* _The problem_: Exact reproduction of the data is required, with images excluded.

* _Exercise data_:
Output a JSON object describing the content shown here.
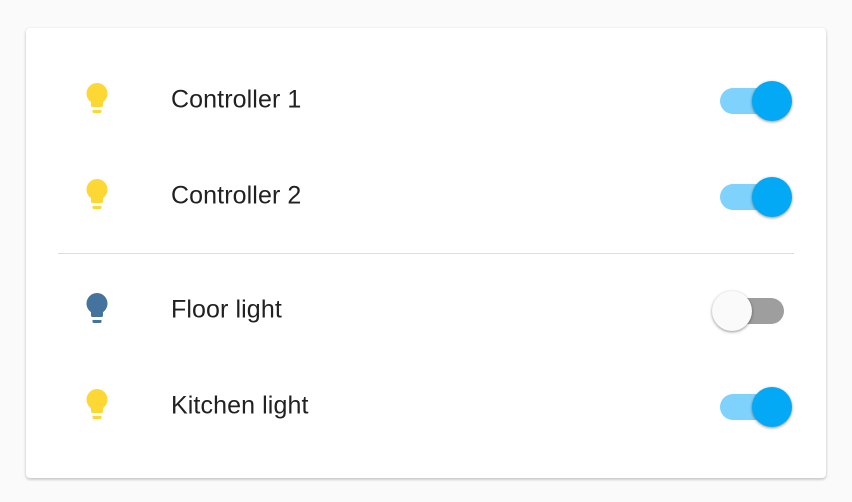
{
  "colors": {
    "bulb_on": "#fdd835",
    "bulb_off": "#44739e",
    "switch_on_thumb": "#03a9f4",
    "switch_on_track": "#7fd2fc",
    "switch_off_thumb": "#fafafa",
    "switch_off_track": "#9e9e9e"
  },
  "entities": [
    {
      "name": "Controller 1",
      "icon": "lightbulb-icon",
      "state": "on"
    },
    {
      "name": "Controller 2",
      "icon": "lightbulb-icon",
      "state": "on"
    },
    {
      "name": "Floor light",
      "icon": "lightbulb-icon",
      "state": "off"
    },
    {
      "name": "Kitchen light",
      "icon": "lightbulb-icon",
      "state": "on"
    }
  ]
}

* _Output for this task_:
Output a JSON object describing the content shown here.
{
  "colors": {
    "bulb_on": "#fdd835",
    "bulb_off": "#44739e",
    "switch_on_thumb": "#03a9f4",
    "switch_on_track": "#7fd2fc",
    "switch_off_thumb": "#fafafa",
    "switch_off_track": "#9e9e9e"
  },
  "entities": [
    {
      "name": "Controller 1",
      "icon": "lightbulb-icon",
      "state": "on"
    },
    {
      "name": "Controller 2",
      "icon": "lightbulb-icon",
      "state": "on"
    },
    {
      "name": "Floor light",
      "icon": "lightbulb-icon",
      "state": "off"
    },
    {
      "name": "Kitchen light",
      "icon": "lightbulb-icon",
      "state": "on"
    }
  ]
}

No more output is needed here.